Each line below must be set down exactly; omit any image you find.

____

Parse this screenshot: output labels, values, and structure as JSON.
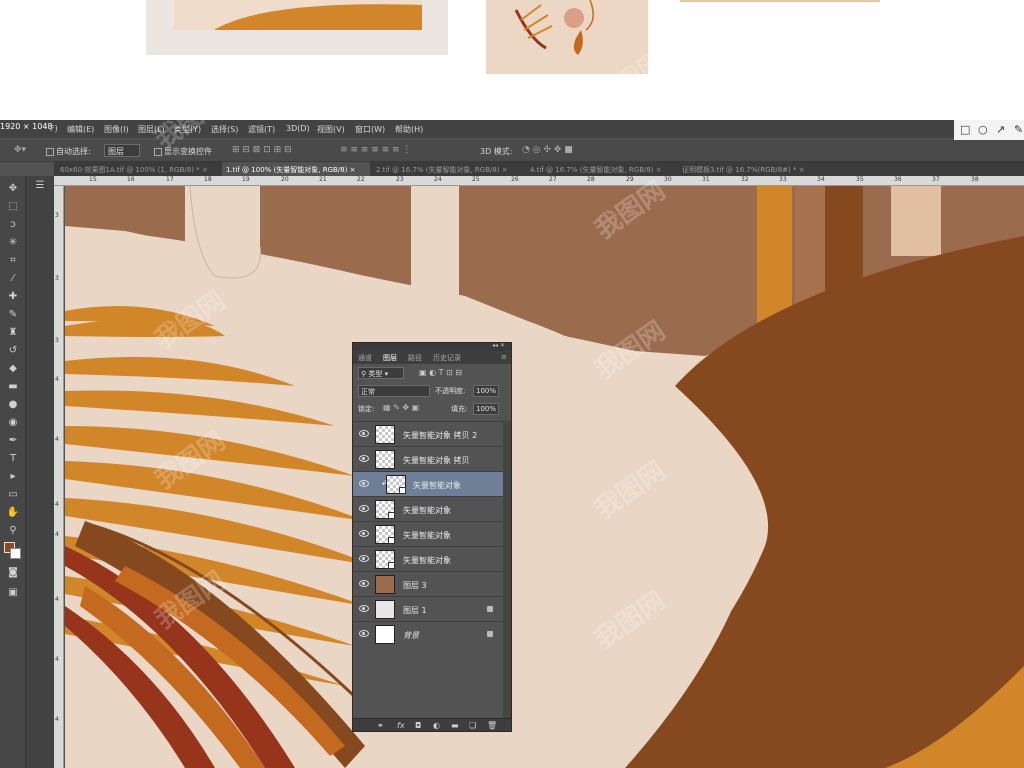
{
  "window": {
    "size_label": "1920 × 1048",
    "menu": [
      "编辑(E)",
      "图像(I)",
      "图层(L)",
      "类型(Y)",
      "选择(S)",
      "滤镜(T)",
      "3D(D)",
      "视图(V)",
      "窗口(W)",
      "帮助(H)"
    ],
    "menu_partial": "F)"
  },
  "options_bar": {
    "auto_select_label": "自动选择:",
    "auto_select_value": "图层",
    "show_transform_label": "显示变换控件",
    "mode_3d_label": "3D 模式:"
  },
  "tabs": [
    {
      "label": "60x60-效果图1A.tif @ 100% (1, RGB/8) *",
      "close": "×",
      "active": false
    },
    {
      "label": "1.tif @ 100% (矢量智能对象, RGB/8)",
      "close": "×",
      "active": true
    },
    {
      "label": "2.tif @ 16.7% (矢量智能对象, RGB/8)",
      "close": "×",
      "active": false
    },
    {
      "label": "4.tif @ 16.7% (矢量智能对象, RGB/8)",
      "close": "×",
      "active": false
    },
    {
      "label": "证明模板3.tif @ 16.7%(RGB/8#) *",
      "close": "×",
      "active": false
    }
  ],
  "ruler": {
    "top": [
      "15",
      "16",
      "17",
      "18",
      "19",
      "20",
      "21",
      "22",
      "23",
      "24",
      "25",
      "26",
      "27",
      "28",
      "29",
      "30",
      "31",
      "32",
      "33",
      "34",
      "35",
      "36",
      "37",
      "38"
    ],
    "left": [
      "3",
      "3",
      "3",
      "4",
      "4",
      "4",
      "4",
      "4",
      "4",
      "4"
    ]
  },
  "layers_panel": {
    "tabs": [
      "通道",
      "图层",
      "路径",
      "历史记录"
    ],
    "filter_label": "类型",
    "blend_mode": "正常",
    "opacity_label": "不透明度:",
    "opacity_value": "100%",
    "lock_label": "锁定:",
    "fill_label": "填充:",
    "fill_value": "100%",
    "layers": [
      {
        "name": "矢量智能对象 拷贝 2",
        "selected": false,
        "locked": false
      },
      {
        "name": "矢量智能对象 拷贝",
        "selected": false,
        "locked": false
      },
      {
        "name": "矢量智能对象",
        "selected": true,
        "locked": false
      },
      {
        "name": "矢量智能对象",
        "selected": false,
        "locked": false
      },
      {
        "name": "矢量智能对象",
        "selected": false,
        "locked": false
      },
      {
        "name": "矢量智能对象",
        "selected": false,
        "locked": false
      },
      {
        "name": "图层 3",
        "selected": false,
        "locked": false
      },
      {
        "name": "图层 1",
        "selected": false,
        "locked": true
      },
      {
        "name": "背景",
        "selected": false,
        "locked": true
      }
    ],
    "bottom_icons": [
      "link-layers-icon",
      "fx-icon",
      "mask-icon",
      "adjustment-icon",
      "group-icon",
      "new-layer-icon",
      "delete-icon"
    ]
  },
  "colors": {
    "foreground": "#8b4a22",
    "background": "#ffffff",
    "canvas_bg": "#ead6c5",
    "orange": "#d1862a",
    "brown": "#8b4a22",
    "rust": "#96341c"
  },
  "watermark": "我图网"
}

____

Response:
Parse this screenshot: output labels, values, and structure as JSON.
{
  "window": {
    "size_label": "1920 × 1048",
    "menu": [
      "编辑(E)",
      "图像(I)",
      "图层(L)",
      "类型(Y)",
      "选择(S)",
      "滤镜(T)",
      "3D(D)",
      "视图(V)",
      "窗口(W)",
      "帮助(H)"
    ],
    "menu_partial": "F)"
  },
  "options_bar": {
    "auto_select_label": "自动选择:",
    "auto_select_value": "图层",
    "show_transform_label": "显示变换控件",
    "mode_3d_label": "3D 模式:"
  },
  "tabs": [
    {
      "label": "60x60-效果图1A.tif @ 100% (1, RGB/8) *",
      "close": "×",
      "active": false
    },
    {
      "label": "1.tif @ 100% (矢量智能对象, RGB/8)",
      "close": "×",
      "active": true
    },
    {
      "label": "2.tif @ 16.7% (矢量智能对象, RGB/8)",
      "close": "×",
      "active": false
    },
    {
      "label": "4.tif @ 16.7% (矢量智能对象, RGB/8)",
      "close": "×",
      "active": false
    },
    {
      "label": "证明模板3.tif @ 16.7%(RGB/8#) *",
      "close": "×",
      "active": false
    }
  ],
  "ruler": {
    "top": [
      "15",
      "16",
      "17",
      "18",
      "19",
      "20",
      "21",
      "22",
      "23",
      "24",
      "25",
      "26",
      "27",
      "28",
      "29",
      "30",
      "31",
      "32",
      "33",
      "34",
      "35",
      "36",
      "37",
      "38"
    ],
    "left": [
      "3",
      "3",
      "3",
      "4",
      "4",
      "4",
      "4",
      "4",
      "4",
      "4"
    ]
  },
  "layers_panel": {
    "tabs": [
      "通道",
      "图层",
      "路径",
      "历史记录"
    ],
    "filter_label": "类型",
    "blend_mode": "正常",
    "opacity_label": "不透明度:",
    "opacity_value": "100%",
    "lock_label": "锁定:",
    "fill_label": "填充:",
    "fill_value": "100%",
    "layers": [
      {
        "name": "矢量智能对象 拷贝 2",
        "selected": false,
        "locked": false
      },
      {
        "name": "矢量智能对象 拷贝",
        "selected": false,
        "locked": false
      },
      {
        "name": "矢量智能对象",
        "selected": true,
        "locked": false
      },
      {
        "name": "矢量智能对象",
        "selected": false,
        "locked": false
      },
      {
        "name": "矢量智能对象",
        "selected": false,
        "locked": false
      },
      {
        "name": "矢量智能对象",
        "selected": false,
        "locked": false
      },
      {
        "name": "图层 3",
        "selected": false,
        "locked": false
      },
      {
        "name": "图层 1",
        "selected": false,
        "locked": true
      },
      {
        "name": "背景",
        "selected": false,
        "locked": true
      }
    ],
    "bottom_icons": [
      "link-layers-icon",
      "fx-icon",
      "mask-icon",
      "adjustment-icon",
      "group-icon",
      "new-layer-icon",
      "delete-icon"
    ]
  },
  "colors": {
    "foreground": "#8b4a22",
    "background": "#ffffff",
    "canvas_bg": "#ead6c5",
    "orange": "#d1862a",
    "brown": "#8b4a22",
    "rust": "#96341c"
  },
  "watermark": "我图网"
}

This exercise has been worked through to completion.